### [Website and app data records]
________

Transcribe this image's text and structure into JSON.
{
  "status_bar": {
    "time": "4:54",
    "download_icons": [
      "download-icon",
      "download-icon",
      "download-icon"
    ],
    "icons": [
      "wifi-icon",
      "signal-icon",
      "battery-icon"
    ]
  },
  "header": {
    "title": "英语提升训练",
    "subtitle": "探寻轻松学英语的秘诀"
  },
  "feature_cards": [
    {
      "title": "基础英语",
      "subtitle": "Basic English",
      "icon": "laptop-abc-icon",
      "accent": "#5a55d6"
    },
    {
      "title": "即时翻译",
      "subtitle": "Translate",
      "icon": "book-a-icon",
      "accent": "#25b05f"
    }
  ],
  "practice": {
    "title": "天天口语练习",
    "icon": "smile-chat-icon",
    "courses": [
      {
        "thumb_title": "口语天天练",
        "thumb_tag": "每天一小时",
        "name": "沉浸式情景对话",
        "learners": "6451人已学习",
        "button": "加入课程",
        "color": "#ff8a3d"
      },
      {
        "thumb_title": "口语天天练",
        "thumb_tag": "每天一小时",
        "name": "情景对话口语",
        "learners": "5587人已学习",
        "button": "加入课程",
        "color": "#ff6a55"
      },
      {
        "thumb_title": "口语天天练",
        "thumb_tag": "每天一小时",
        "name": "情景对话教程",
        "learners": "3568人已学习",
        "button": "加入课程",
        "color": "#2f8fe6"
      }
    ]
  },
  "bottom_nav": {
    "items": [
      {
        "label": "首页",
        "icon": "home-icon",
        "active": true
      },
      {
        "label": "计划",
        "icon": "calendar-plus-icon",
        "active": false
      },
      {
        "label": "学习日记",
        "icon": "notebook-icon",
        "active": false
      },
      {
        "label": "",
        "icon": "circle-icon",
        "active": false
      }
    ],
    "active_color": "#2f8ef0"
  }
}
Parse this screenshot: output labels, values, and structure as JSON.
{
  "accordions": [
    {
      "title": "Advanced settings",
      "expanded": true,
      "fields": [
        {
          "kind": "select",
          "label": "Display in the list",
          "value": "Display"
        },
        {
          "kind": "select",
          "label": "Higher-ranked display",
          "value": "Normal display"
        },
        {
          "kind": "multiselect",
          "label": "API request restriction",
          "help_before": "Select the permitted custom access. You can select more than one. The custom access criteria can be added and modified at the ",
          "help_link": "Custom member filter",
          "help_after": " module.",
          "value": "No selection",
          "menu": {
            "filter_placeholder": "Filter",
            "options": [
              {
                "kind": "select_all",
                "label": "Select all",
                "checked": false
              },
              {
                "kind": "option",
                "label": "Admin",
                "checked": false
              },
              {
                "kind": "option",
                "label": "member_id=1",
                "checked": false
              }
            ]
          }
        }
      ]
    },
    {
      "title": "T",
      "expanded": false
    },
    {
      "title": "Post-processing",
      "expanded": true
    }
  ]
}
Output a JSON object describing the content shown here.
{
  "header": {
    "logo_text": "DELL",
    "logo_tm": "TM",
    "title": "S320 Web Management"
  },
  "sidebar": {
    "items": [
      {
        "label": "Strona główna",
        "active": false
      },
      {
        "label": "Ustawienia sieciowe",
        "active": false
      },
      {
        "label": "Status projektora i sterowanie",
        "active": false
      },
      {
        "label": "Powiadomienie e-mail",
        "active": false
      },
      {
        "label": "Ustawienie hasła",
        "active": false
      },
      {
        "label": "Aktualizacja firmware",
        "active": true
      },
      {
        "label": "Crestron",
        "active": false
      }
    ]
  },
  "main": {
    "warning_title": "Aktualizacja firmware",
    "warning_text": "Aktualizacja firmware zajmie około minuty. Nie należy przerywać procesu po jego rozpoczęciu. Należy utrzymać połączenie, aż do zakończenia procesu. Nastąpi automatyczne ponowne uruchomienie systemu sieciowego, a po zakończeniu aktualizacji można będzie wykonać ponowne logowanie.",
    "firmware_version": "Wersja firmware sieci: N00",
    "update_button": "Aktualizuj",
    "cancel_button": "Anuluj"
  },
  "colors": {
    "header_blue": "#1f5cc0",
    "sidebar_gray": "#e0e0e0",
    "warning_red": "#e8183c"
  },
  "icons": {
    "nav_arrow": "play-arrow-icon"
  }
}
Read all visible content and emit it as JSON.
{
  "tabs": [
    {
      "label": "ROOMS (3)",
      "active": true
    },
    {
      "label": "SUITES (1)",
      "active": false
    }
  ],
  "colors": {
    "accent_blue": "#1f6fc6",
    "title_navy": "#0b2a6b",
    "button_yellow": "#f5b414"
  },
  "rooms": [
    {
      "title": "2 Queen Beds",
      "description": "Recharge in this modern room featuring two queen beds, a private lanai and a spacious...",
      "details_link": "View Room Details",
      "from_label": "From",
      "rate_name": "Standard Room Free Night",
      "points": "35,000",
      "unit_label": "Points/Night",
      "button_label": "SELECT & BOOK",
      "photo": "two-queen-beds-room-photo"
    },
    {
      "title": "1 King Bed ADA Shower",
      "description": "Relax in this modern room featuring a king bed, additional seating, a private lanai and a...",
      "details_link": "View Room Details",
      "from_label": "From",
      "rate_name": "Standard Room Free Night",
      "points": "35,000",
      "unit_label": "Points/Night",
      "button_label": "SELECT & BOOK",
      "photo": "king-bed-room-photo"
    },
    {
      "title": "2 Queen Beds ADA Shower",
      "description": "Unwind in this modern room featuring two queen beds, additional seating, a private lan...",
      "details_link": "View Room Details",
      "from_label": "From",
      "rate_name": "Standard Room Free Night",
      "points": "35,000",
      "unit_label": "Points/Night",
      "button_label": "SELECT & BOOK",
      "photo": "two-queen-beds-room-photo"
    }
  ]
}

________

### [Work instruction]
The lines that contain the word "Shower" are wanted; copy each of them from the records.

### [Answer to this problem]
      "title": "1 King Bed ADA Shower",
      "title": "2 Queen Beds ADA Shower",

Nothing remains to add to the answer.